That ruling applies to the instant case. The Texas courts are closed to foreign executors who attempt to bring actions there in connection with an estate. It would follow, under the Erie R. Co. v. Tompkins rule, that the Federal court in Texas could not have taken jurisdiction of such a case, and that this is a disability that could not be waived or consented to by the parties. This Court would be without power to initiate the transfer because the District Court in Texas, administering Texas law, in a diversity of citizenship case, could not have waived the statutory prohibition against such an action there by a foreign executor in that State.

A District Court is a separate entity. No District Court has jurisdiction crossing a state line. By virtue of these limitations, the transfer of any cause from one district to another is a question of power. No District Court has such inherent authority. There must be an express statutory grant as a condition precedent to the initiation of the transfer, and every essential factor must be present to confer jurisdiction on the court to which the case is sent. If this action could have been brought originally in the Texas courts, the transfer to Texas would then be possible, but since the action is one based on diversity of citizenship, the law of Texas would apply. United States v. 11 Cases, etc., 94 F. Supp. 925. Statutory authority to transfer an action to a district or division "where it might have been brought" certainly does not authorize transfer to a district where the action might not have been brought. General Electric Co. v. Central Transit Warehouse Co., 127 F. Supp. 817. The phrase "might have been brought" means the place where the plaintiff had the right to institute the suit originally. Greve v. Gibralter Enterprises, D.C.N. M., 85 F. Supp. 410, 412.

The Texas courts are not authorized by statute to entertain suits in the state courts by a foreign executor. The capacity of an executor or administrator of a decedent's estate to sue in his representative capacity in a federal district court must be determined by the law of the state wherein the court is held. Suders v. Campbell, D.C., 73 F. Supp. 112. Rule 17(b) of the Federal Rules of Civil Procedure, 28 U.S.C.A. provides: "The capacity of an individual, other than one acting in a representative capacity, to sue or be sued shall be determined by the law of his domicile. The capacity of a corporation to sue or be sued shall be determined by the law under which it was organized. In all other cases capacity to sue or be sued shall be determined by the law of the state in which the district court is held, * * *". (Italics added.)

The instant suit, therefore, could not have been "brought" originally in the Texas courts by a California appointed executor or executors. It follows *582 then that the suit, having been commenced in the United States District Court, Southern District of California, cannot be transferred to a Texas District Court.
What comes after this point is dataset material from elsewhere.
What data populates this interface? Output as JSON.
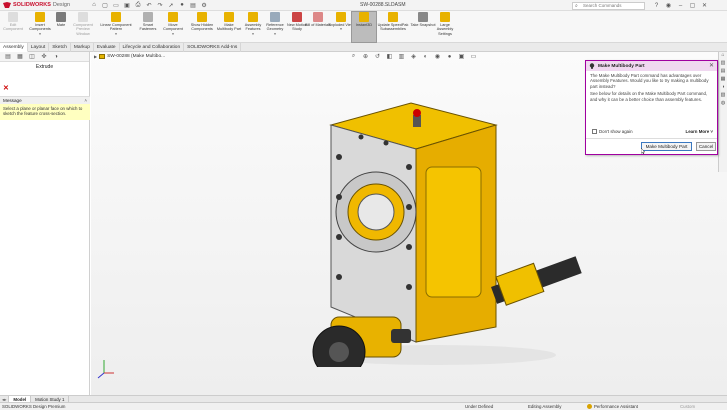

The motion for a change of venue to the Western District of Texas, El Paso Division, is denied.

The Clerk of this Court is directed to mail copies of this Order forthwith to all counsel.